Marcell: I'm not worried about design, a 4 layer auto routes easily. I'm worried about manufacturing and operation. Search for efi332. Efi332 was an engine management system almost as powerful as GenBoard/VerTwo: a bit simpler software-wise and more powerful hardware wise. Only one thing prevented it being a huge success: manufacturability (very similar circuit-topology as you plan, except it was 68332 instead of FPGA).
Let's see what goes wrong usually:
- PCB to PCB connectors (like PCI). These are hell. You want to avoid these on vehicles for any cost. Even on non-moving obstacles, these are the number 1 failure cause (appr. 90%). I just had one such failure in a PC yesterday, but it's really common.

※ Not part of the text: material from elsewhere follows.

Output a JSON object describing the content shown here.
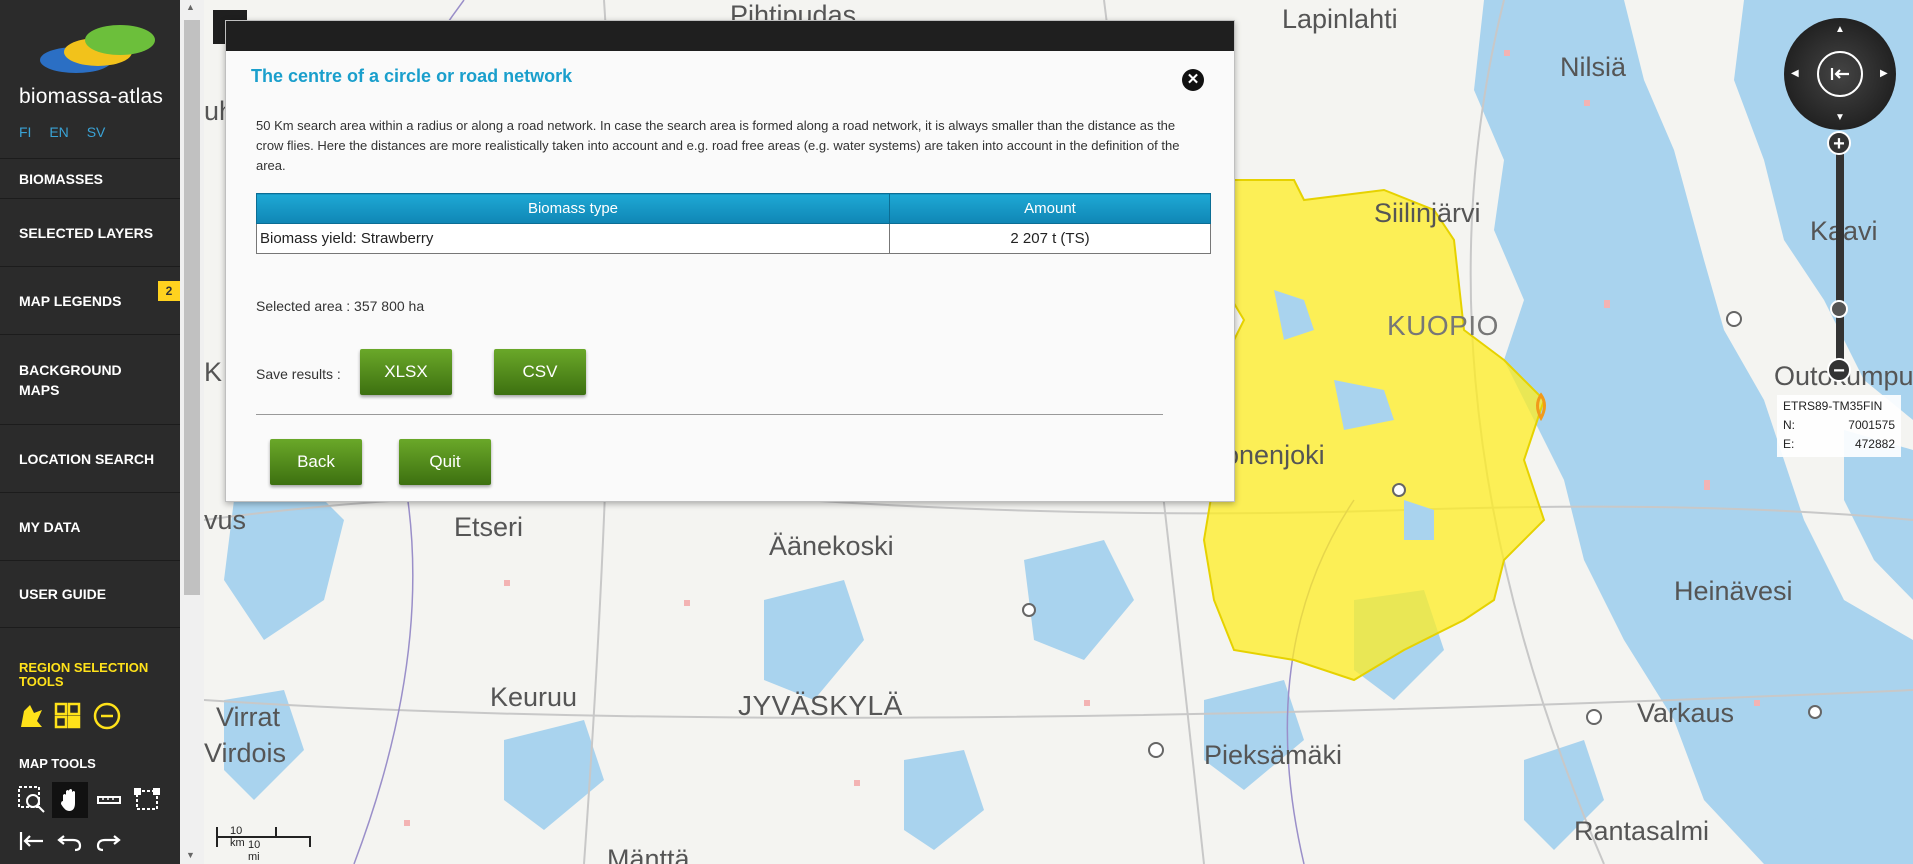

- PCB to cable connectors. Avoid multi-pin connectors. Use serial dataflow from board to board, and only get the signal off board if it's a must (e.g. for the injectors, engine mounted sensors etc...). The 36+18 wire => PCB connector solution is the biggest cost around GenBoard/VerThree.
- Solder-joints: it's hard to avoid these, but less of them makes a better design if otherwise suits the requirements. Many times a serial or a narrow-bus connection onboard (see the SPI, or the 259 solution) is better than a wide-bus (if bandwidth is enough).

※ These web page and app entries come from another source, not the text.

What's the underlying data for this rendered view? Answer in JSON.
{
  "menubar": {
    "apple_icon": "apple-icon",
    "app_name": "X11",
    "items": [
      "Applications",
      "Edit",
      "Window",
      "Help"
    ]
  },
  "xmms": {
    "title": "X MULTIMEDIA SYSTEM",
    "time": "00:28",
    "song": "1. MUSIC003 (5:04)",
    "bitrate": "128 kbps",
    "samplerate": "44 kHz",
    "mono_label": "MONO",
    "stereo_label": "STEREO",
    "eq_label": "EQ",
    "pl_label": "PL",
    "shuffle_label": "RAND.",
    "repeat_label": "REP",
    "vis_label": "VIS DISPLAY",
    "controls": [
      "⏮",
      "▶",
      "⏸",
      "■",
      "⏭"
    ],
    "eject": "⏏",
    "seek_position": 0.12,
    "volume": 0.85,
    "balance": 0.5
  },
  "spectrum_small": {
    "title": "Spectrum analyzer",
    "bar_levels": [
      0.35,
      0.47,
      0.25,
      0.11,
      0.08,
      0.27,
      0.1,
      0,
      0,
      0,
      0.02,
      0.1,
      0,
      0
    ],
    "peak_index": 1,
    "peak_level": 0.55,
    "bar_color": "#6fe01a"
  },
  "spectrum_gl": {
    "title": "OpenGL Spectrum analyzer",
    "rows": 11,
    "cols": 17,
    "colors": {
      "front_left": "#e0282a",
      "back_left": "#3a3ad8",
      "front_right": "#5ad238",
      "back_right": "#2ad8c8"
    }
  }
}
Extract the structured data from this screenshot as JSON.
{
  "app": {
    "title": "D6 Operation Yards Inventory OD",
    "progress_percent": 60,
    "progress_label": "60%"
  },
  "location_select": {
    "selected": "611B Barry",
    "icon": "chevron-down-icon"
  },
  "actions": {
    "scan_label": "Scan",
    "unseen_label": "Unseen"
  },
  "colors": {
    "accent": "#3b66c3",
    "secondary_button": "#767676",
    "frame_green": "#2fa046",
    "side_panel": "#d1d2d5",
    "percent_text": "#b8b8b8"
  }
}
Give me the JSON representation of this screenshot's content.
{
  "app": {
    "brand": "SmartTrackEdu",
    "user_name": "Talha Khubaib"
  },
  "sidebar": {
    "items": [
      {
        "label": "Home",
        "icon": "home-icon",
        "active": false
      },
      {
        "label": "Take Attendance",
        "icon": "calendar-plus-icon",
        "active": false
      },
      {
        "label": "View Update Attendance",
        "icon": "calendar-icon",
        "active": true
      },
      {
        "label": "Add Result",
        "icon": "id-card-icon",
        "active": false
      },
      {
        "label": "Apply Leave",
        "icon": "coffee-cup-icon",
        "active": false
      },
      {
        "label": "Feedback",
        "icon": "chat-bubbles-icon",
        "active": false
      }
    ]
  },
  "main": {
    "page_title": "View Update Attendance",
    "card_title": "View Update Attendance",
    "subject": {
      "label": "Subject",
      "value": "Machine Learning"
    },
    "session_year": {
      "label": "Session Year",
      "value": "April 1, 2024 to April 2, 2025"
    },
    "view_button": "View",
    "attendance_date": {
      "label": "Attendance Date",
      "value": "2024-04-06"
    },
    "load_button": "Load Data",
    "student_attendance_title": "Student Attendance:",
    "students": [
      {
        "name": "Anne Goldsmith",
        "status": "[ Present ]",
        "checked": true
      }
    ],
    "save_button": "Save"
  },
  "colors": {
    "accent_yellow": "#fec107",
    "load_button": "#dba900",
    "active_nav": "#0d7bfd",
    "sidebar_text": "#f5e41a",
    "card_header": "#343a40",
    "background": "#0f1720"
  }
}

- Chips: these are very reliable. If they require small number of outside connections (have internal RAM, EEPROM, flash) than the above does little harm to the design.
Tobias: I know about the connector issues! However we may need the initial flexibility. We are planning to use the 100 mil grid dual row trough-hole headers and cables or direct plug as known from IDE Hard-Disks. This is so we can design parts separately and people also don't have to have all the possible sensor or power modules - only what they need.

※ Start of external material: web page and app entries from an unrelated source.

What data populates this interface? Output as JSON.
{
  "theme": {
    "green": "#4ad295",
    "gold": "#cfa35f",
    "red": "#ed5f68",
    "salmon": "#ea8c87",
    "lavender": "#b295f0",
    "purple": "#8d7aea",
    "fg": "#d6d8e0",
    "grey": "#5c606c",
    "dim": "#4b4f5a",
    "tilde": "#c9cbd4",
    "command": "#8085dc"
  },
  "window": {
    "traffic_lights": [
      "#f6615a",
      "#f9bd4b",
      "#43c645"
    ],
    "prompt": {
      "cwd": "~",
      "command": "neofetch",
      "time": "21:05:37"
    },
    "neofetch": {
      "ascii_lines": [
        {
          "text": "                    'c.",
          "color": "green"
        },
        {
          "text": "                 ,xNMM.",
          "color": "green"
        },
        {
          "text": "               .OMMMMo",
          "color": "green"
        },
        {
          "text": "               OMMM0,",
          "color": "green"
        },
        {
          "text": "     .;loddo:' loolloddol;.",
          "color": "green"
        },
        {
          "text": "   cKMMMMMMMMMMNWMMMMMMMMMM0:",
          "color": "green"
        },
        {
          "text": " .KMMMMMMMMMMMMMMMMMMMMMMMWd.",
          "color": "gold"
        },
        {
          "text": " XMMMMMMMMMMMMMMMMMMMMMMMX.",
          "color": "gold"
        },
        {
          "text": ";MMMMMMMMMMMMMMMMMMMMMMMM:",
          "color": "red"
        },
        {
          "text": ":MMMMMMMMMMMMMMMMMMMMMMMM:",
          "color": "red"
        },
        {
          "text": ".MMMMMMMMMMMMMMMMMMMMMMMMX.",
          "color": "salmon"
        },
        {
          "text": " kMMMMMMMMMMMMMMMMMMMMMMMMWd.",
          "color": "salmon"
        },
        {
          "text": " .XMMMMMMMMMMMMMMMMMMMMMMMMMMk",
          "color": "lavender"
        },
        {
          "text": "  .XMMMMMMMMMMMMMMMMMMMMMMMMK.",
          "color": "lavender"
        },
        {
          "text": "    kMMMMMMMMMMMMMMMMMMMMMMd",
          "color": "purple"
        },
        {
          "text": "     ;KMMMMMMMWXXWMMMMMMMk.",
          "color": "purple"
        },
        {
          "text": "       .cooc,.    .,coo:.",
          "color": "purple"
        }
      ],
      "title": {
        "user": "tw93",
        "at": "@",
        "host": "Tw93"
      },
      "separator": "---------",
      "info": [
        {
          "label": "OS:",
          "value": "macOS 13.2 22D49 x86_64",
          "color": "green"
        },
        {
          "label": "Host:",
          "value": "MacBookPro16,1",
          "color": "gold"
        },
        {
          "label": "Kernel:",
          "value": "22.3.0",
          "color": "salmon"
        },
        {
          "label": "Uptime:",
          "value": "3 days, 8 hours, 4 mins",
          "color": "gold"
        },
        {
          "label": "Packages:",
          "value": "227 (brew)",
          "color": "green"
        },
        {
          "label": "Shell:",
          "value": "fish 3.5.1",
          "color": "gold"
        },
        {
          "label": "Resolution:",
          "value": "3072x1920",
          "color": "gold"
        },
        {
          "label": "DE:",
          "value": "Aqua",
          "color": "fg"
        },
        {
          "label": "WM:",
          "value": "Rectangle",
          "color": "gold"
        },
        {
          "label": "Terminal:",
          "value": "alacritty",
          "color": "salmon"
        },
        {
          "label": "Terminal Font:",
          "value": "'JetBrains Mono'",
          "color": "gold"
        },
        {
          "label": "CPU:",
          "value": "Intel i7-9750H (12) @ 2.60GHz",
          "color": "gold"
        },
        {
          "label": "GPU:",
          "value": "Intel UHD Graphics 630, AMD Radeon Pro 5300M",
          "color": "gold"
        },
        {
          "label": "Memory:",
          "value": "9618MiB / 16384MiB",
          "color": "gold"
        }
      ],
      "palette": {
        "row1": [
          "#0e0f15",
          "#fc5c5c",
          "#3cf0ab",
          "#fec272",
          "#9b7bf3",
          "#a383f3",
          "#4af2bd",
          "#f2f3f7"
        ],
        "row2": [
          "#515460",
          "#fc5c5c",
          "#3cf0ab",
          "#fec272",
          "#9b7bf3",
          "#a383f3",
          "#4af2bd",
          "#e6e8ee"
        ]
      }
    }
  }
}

Also power or sensing modules don’t necessarily have to be 4 layer...
I like serial interfaces but they cost extra in the chips on the module side (we should make a SerialIOdevice? page for those?).
Leaves to emphasize that we will have to 'design in' very capable self-test and diagnosis features!
H2elmut: OK, here is the compromise:
1. The fastest result to get a car run on water is to use the GenBoard, it has everything it needs. So I will continue to support the H2+genboardV3.x version.
2. I agree with Marcell, that the 240pin FPGA and the rest of it is overengineered, plus a 4-layer costs more than twice the price of a 2-layer! (by the way, what is wrong with the quality of 2-layer boards?). In the end the FPGA is a nice to have but expensive platform to start with...
But OK I will design this board for you Tobias, so that you can get rolling... hopefully you have some customers that are later willing to pay a higher price for this GoBox/FPGA.
3. The power and sensing module can be designed to be connected to the H2+genboard as well as to the GoBox/FPGA.
I hope this challenge will encourage all parties to get rolling faster... and HEY! which one will be first driving through the goal on tapwater ?!?
Tobias: I agree with you - However Its not the price that will sell the GoBox Concept!
Have you seen the latest GenBoard/UnderDevelopment/VerThree - its a work of art! Even if its a monster :) of cramped complexity; it does make my electronics heart beat higher.
In comparison the GoBox Modules may end up to be very simple!
The wind in our sails is the enthusiasm that DIY Car hobbyists and professionals will gain, when they travel so much further for the same fuel. There are already the WaterInjection users or those that are planning to implement it, that can speak prove about it!
I have the intuition that there will be at least two 'famous' FPGA developers that will want some Open Source GoBox PCB sets those are Martin the developer of the Java Optimized Processor and Doru the developer of pAVR core.
?what is wrong with the quality of 2-layer boards? : Your right it can be ok - Modern FPGA have slew rate control - if not its that old problem that the return current for optimal impedance likes to travel in the Magnetic field of the forward current that is only possible in Multilayer Boards - if the return current flows a seperate path one can theoretically get loops producing induced false signals when a number of lines switch at the same time and at high speed (very hard to debug).